The need to elicit a strong, visceral response from the reader can also inspire puerile excess. Shigiheru Okada (“Me”), Saito Yunosuke (“Arizona Sizzler”), Kataoko Toyo (“The Ballad of Non-Stop Farting”), and Takashi Nemoto’s (“Black Sushi Party Piece”) repeated depictions of body parts and bodily fluids reminded me of sixth graders testing out every permutation of a new swearword to see which ones had the greatest shock value. Other stories, such as Yoshihiro Tatsumi’s “Lover’s Bride,” inspire an immediate ewwwww, and maybe a chuckle, but not much else: what deeper truths could possibly be gleaned from a sad-sack character’s decision to woo a primate instead of a human?
My other stumbling block to fully embracing AX is the way in which female characters are depicted in stories such as Yuichi Kiriyama’s “A Well-Dressed Corpse,” Hiroji Tani’s “Alraune Fatale,” and Osamu Kanna’s “The Watcher.” The female characters often seem more like receptacles for male anger, sexual aggression, or disappointment than they do actual human beings. I suppose one could argue that these artists are simply exaggerating a tendency found in manga across the spectrum, making explicit what’s normally implicit in a lot of material directed at male audiences. Yet none of these artists seem to be critiquing the male gaze in any meaningful way; they cast a pitiless, often lascivious eye on their female subjects, reducing them to a monstrous assortment of breasts and mouths and legs. It’s to editor Sean Michael Wilson’s great credit that he includes so many distinctive female voices in the anthology as well, preventing AX from becoming too dourly macho or grossly juvenile.
Yet for all my discomfort and distance from the material, I can’t look away. As a historian, AX excites me, providing a meticulously curated introduction to Japan’s underground comics scene. As a reader, AX challenges me to move beyond my notion of what constitutes manga, helping me understand what artists like Yoshihiro Tatsumi and Yoshiharu Tsuge were trying to do in the 1950s and 1960s with their “manga that isn’t manga”: to push the medium outside its comfort zone, to show us ugly truths, to make us laugh with recognition and discomfort, and to encourage artistic expression that, in Gravett’s words, is “as personalized as handwriting or a signature.” Recommended.
Review copy provided by Top Shelf. AX, Vol. 1: A Collection of Alternative Manga will be released on July 15, 2010.

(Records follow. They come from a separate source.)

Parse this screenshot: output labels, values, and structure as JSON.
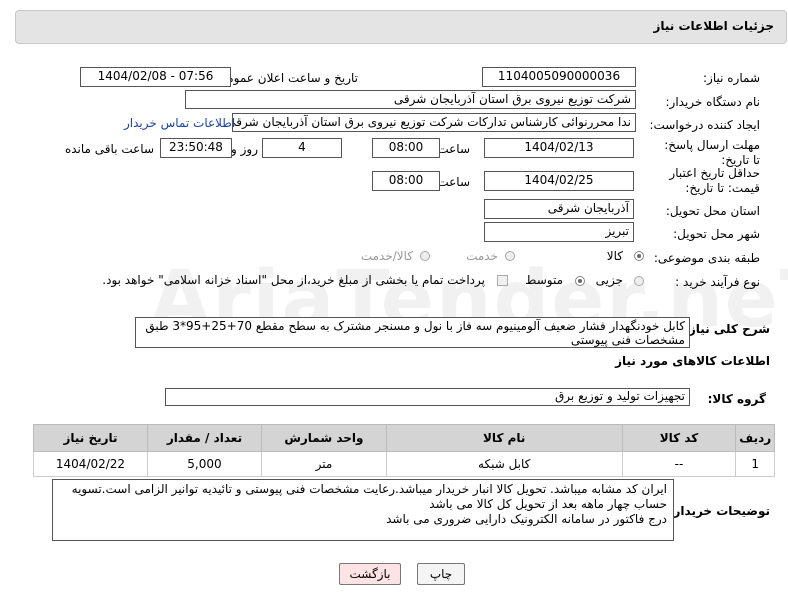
{
  "page": {
    "title": "جزئیات اطلاعات نیاز"
  },
  "labels": {
    "need_number": "شماره نیاز:",
    "announce_datetime": "تاریخ و ساعت اعلان عمومی:",
    "buyer_org": "نام دستگاه خریدار:",
    "requester": "ایجاد کننده درخواست:",
    "reply_deadline": "مهلت ارسال پاسخ: تا تاریخ:",
    "price_validity": "حداقل تاریخ اعتبار قیمت: تا تاریخ:",
    "time": "ساعت",
    "day_and": "روز و",
    "remaining": "ساعت باقی مانده",
    "delivery_province": "استان محل تحویل:",
    "delivery_city": "شهر محل تحویل:",
    "subject_category": "طبقه بندی موضوعی:",
    "purchase_type": "نوع فرآیند خرید :",
    "general_desc": "شرح کلی نیاز:",
    "goods_info": "اطلاعات کالاهای مورد نیاز",
    "goods_group": "گروه کالا:",
    "buyer_notes": "توضیحات خریدار:"
  },
  "fields": {
    "need_number": "1104005090000036",
    "announce_datetime": "1404/02/08 - 07:56",
    "buyer_org": "شرکت توزیع نیروی برق استان آذربایجان شرقی",
    "requester": "ندا محررنوائی کارشناس تدارکات شرکت توزیع نیروی برق استان آذربایجان شرقی",
    "buyer_contact_link": "اطلاعات تماس خریدار",
    "reply_date": "1404/02/13",
    "reply_time": "08:00",
    "reply_days": "4",
    "remaining_time": "23:50:48",
    "validity_date": "1404/02/25",
    "validity_time": "08:00",
    "delivery_province": "آذربایجان شرقی",
    "delivery_city": "تبریز",
    "general_desc": "کابل خودنگهدار فشار ضعیف آلومینیوم سه فاز با نول و مسنجر مشترک به سطح مقطع 70+25+95*3 طبق مشخصات فنی پیوستی",
    "goods_group": "تجهیزات تولید و توزیع برق",
    "buyer_notes_1": "ایران کد مشابه میباشد. تحویل کالا انبار خریدار میباشد.رعایت مشخصات فنی پیوستی و تائیدیه توانیر الزامی است.تسویه",
    "buyer_notes_2": "حساب چهار ماهه بعد از تحویل کل کالا می باشد",
    "buyer_notes_3": "درج فاکتور در سامانه الکترونیک دارایی ضروری می باشد"
  },
  "category_options": [
    {
      "label": "کالا",
      "selected": true
    },
    {
      "label": "خدمت",
      "selected": false
    },
    {
      "label": "کالا/خدمت",
      "selected": false
    }
  ],
  "purchase_options": [
    {
      "label": "جزیی",
      "selected": false
    },
    {
      "label": "متوسط",
      "selected": true
    }
  ],
  "payment_note": "پرداخت تمام یا بخشی از مبلغ خرید،از محل \"اسناد خزانه اسلامی\" خواهد بود.",
  "table": {
    "headers": [
      "ردیف",
      "کد کالا",
      "نام کالا",
      "واحد شمارش",
      "تعداد / مقدار",
      "تاریخ نیاز"
    ],
    "rows": [
      [
        "1",
        "--",
        "کابل شبکه",
        "متر",
        "5,000",
        "1404/02/22"
      ]
    ]
  },
  "buttons": {
    "print": "چاپ",
    "back": "بازگشت"
  },
  "watermark": "AriaTender.neT",
  "colors": {
    "header_bg": "#e4e4e4",
    "link": "#1a44a8",
    "back_button_bg": "#fde3e3"
  }
}
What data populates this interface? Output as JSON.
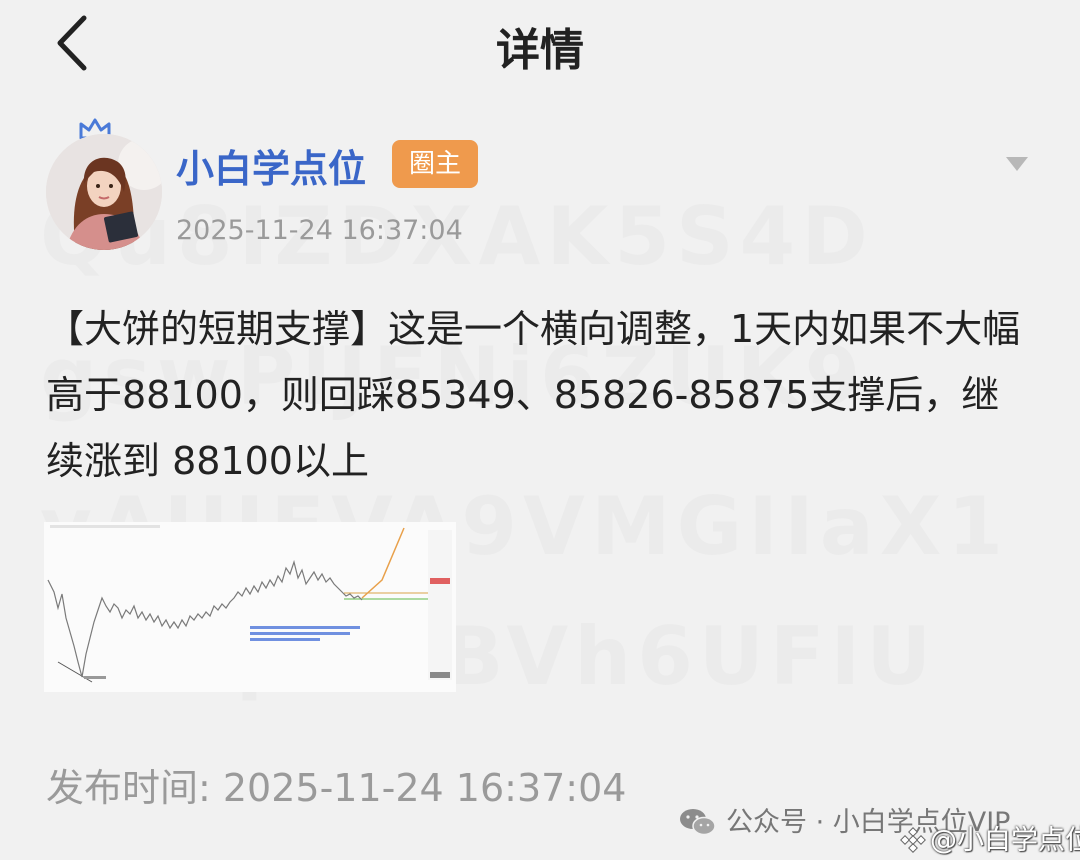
{
  "header": {
    "title": "详情"
  },
  "post": {
    "author": "小白学点位",
    "author_badge": "圈主",
    "timestamp": "2025-11-24 16:37:04",
    "content": "【大饼的短期支撑】这是一个横向调整，1天内如果不大幅高于88100，则回踩85349、85826-85875支撑后，继续涨到 88100以上",
    "publish_label": "发布时间: 2025-11-24 16:37:04"
  },
  "footer": {
    "source": "公众号 · 小白学点位VIP",
    "watermark": "@小白学点位"
  },
  "colors": {
    "background": "#f1f1f1",
    "author_link": "#3a66c8",
    "badge": "#ef9a4d",
    "muted_text": "#9a9a9a"
  },
  "icons": [
    "back-arrow-icon",
    "crown-icon",
    "dropdown-caret-icon",
    "wechat-icon",
    "binance-icon"
  ]
}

AX, VOL. 1: A COLLECTION OF ALTERNATIVE MANGA • EDITED BY SEAN MICHAEL WILSON, WITH AN INTRODUCTION BY PAUL GRAVETT • TOP SHELF • NO RATING • 400 pp.